§ **Data for review**:
##########

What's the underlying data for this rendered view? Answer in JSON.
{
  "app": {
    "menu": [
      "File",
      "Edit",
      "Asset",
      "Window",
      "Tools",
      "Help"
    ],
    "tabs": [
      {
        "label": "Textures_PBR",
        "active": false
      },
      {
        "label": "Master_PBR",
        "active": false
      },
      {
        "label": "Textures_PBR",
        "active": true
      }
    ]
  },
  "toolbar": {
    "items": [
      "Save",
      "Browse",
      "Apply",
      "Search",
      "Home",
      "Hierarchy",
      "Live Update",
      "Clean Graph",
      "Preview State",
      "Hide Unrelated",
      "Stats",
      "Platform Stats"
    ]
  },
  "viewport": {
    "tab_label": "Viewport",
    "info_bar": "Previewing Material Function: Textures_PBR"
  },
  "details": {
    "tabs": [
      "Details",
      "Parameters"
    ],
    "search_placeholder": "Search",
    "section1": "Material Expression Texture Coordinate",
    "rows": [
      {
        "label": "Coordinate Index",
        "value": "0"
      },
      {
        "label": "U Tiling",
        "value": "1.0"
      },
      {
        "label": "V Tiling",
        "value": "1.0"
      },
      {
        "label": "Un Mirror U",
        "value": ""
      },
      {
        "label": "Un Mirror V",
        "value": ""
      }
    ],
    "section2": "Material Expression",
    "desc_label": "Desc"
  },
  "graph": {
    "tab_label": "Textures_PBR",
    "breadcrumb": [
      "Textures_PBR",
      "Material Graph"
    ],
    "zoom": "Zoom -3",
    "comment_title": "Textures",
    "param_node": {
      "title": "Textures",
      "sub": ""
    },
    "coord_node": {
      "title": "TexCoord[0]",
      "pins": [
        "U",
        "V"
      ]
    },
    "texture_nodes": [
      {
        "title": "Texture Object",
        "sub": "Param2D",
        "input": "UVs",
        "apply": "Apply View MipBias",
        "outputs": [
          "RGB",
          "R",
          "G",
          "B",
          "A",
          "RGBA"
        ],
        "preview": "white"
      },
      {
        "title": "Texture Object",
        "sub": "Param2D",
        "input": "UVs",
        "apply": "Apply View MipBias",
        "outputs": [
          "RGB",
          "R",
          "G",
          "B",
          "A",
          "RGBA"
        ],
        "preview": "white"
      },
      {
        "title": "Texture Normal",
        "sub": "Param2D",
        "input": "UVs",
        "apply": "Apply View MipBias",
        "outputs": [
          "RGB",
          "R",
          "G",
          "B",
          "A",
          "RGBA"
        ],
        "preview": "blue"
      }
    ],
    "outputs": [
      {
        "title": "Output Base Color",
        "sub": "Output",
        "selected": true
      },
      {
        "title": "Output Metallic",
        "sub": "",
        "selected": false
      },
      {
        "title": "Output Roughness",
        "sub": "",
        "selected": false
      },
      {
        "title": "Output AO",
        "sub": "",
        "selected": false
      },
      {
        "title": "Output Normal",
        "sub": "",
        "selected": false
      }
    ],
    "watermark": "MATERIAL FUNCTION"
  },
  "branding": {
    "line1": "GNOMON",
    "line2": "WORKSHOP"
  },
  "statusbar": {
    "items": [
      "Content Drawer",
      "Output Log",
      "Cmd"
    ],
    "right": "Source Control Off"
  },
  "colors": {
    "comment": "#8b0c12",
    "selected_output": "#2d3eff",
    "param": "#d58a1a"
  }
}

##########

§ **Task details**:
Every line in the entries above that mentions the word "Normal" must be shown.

§ **Exercise output**:
        "title": "Texture Normal",
        "title": "Output Normal",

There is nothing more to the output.